Best of First Quarter 2007, Part. I
During the past couple of months-- which included one of the longest periods of inactivity for this blog-- I contemplated completely abandoning this operation numerous times. Mostly due to a pesky issue I had with the template (not to mention my lackluster html skills), I labored under a serious lack of motivation to post new content. Alas, I fixed the technical issue yesterday and decided to make another run at this thing...
As I have been inactive for the entirety of this young year, I've decided to dedicate this "first post back" to a recap of what I've been enjoying the past few months. This three part series of posts will chronicle the 10 albums that I've listened to the most in 2007 and will be presented according to the date when I first heard them.

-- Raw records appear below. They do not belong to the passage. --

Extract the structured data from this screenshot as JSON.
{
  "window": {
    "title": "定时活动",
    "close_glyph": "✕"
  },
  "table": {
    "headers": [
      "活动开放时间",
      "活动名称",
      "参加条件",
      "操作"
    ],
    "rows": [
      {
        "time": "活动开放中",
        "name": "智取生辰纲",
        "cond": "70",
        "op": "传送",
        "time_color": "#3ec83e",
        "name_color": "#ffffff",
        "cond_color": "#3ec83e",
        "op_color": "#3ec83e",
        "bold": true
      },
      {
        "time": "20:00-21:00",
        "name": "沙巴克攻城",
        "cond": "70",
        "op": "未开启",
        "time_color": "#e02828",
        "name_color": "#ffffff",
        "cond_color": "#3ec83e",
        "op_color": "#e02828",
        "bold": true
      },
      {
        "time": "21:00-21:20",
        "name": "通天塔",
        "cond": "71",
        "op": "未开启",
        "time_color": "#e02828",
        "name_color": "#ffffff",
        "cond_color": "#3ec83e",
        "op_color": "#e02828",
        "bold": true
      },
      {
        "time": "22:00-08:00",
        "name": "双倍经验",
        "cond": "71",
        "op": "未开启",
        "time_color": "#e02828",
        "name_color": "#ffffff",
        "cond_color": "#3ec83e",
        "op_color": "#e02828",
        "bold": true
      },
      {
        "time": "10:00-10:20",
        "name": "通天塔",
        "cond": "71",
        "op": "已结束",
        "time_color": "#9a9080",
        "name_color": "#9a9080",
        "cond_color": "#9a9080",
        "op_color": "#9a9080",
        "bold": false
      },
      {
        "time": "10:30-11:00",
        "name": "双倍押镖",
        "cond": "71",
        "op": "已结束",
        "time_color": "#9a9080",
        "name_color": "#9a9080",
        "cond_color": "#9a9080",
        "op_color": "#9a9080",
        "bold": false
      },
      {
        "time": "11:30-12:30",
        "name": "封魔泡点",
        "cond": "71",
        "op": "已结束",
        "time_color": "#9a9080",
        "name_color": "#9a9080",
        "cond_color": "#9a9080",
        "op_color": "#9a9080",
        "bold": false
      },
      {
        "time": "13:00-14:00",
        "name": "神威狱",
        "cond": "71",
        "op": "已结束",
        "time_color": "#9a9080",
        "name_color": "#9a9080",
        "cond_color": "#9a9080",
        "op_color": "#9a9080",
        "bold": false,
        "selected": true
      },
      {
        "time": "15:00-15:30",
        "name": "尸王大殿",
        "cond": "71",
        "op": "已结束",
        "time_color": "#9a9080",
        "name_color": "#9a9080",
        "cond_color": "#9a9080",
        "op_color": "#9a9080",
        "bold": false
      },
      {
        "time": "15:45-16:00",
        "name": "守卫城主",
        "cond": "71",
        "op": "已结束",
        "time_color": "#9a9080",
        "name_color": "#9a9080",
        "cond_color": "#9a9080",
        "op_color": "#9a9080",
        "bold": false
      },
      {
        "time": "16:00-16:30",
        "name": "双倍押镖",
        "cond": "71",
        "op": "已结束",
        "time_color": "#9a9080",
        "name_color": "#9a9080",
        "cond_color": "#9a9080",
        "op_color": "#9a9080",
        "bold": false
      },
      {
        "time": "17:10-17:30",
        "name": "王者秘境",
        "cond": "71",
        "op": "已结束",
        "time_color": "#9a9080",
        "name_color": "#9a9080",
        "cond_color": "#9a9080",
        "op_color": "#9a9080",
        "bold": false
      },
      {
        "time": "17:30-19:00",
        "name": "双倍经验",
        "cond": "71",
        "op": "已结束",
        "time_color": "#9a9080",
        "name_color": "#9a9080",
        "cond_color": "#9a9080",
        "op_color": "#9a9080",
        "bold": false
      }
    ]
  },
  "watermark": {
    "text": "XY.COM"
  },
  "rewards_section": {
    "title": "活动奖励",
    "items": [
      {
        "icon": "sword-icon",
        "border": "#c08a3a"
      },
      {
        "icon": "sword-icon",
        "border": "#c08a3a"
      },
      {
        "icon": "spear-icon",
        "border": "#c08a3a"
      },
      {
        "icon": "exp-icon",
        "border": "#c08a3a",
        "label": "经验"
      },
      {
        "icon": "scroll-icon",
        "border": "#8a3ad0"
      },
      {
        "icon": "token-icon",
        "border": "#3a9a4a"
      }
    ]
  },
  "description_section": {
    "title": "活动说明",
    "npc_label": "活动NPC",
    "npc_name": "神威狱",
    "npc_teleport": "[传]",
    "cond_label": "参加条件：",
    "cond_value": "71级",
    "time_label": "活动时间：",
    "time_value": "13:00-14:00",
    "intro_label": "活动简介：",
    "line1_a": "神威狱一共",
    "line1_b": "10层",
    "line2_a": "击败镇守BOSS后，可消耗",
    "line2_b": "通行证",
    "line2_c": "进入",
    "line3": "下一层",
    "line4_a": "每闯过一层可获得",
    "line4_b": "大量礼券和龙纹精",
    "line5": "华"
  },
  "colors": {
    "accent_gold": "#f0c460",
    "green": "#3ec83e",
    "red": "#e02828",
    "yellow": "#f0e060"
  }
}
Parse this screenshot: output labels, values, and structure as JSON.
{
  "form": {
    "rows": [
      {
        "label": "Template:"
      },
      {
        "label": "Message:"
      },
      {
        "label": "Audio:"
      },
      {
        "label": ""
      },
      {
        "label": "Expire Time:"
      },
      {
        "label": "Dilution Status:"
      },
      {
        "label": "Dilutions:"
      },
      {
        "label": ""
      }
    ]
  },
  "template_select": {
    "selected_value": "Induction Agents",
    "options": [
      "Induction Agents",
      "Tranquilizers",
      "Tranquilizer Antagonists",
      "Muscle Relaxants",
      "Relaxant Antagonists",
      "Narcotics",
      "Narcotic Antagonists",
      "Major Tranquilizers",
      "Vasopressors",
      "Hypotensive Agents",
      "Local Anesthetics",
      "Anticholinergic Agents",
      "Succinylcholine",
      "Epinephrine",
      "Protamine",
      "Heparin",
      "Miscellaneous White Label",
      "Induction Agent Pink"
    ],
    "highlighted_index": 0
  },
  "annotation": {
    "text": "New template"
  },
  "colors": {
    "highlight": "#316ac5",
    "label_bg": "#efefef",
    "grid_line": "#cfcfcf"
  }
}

With my promo copy of this album arriving in mid-November and landing in heavy rotation throughout the remainder of 2006, this one feels slightly less than fresh at this point. But, the 12 track set is uniformly strong and one of the best albums to be released so far this year. From the spectacular opening three tracks, "Muscle n' Flo" (one of my favorite tracks of year), "The Pelican", & "Wet and Rusting" to other album highlights "Rotten Hell" and "My My", Friend and Foe most definitely deserved the widespread blog attention and "first great indie rock record of the new year" praise it received from Pitchfork back in January.
MP3: Menomena - "Wet and Rusting"

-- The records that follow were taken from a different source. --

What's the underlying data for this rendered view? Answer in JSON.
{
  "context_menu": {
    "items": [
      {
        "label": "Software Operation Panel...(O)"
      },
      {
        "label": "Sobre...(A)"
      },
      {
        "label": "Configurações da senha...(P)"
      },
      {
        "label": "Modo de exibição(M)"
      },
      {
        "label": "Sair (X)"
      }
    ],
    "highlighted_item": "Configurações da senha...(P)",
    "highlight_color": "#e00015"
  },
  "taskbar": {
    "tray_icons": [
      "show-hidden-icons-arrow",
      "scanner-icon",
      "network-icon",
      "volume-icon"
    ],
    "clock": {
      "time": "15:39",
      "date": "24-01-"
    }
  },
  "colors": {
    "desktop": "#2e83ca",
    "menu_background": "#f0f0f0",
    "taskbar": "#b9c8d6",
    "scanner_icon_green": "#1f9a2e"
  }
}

I first heard a taste of these guys' latest effort right at the end (12/27) of 2006 when the venerable Gorilla vs. Bear posted the sensational and sure-fire "end-of-the-year mixtape" contender "Listening Man". On the strength of that cut, I immediately got a copy of the album and I've been listening to it regularly since. Opener "Who Knows What the Question Is?" sounds like a modern reworking of the Ringo-sung "Don't Pass Me By" from The White Album with the fiddle swapped for slide electric guitar and sped up a bit. While similarly aping 60s classic rock and soul throughout the remainder, the songs stand up on their own well and rarely come across as mere pastiche. The album is strong from top to bottom until they run out of steam after track 8 "The Ocularist" and proceed to tack two throwaway tracks onto the end. Many other acts mine this same set of influences, but very few do so with the skill, tact, and genuine love for the source material as the Bees.

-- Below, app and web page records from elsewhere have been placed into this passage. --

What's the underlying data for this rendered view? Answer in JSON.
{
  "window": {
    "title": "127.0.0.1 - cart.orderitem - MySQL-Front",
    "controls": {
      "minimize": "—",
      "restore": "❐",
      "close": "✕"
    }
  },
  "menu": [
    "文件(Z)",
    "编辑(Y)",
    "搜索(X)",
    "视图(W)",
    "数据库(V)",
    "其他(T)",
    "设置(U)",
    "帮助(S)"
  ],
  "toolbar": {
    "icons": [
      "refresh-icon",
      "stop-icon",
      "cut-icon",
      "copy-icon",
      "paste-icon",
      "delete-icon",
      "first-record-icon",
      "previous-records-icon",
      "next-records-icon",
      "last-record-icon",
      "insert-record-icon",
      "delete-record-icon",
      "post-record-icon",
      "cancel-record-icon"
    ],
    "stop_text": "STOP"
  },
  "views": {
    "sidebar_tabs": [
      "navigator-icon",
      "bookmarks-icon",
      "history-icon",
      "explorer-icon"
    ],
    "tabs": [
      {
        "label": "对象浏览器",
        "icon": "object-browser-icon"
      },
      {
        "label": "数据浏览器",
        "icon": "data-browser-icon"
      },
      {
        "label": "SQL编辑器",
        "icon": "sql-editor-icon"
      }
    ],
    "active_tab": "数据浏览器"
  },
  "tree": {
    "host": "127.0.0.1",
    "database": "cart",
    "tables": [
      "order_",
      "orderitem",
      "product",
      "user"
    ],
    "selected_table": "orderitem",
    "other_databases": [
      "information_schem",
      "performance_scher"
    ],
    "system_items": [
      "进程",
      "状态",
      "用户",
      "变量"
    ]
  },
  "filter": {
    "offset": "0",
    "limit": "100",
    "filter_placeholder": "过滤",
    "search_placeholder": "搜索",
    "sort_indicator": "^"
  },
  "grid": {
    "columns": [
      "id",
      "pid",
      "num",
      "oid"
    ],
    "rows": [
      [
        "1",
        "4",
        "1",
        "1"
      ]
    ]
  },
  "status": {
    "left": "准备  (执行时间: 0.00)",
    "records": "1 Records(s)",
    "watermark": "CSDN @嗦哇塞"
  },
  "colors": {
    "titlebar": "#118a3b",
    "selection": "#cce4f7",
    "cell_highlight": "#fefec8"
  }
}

You, You're A History in Rust is album five from these Toronto-based instrumental post-rockers and marks my first real exposure to the band. Within my first couple of listens back in the earliest days of this young year I was hooked, and I haven't gone long without returning to it. There are a few standout tracks on this eight song, 48-minute piece, but this is the type of album that demands absorbing as a coherent whole and even the best songs sound that much better within the context of the album. Vocals are only present on one tune "A With Living" and are courtesy of members of Akron/Family and Great Lake Swimmers. Sounding quite a bit like Broken Social Scene at times (minus the vocals, obviously), the feel of this album is more focused and uniform than BSS's often thematically varied soundscapes. Don't be fooled by a few middling reviews in some publications that seem somehow disappointed with the direction the band took on this album; it is an expansive sonic experience that I strongly recommend you devote a bit of time to. If you choose to do so, your efforts will undoubtedly be rewarded nicely.
**Stay tuned for parts II & III to be posted very soon...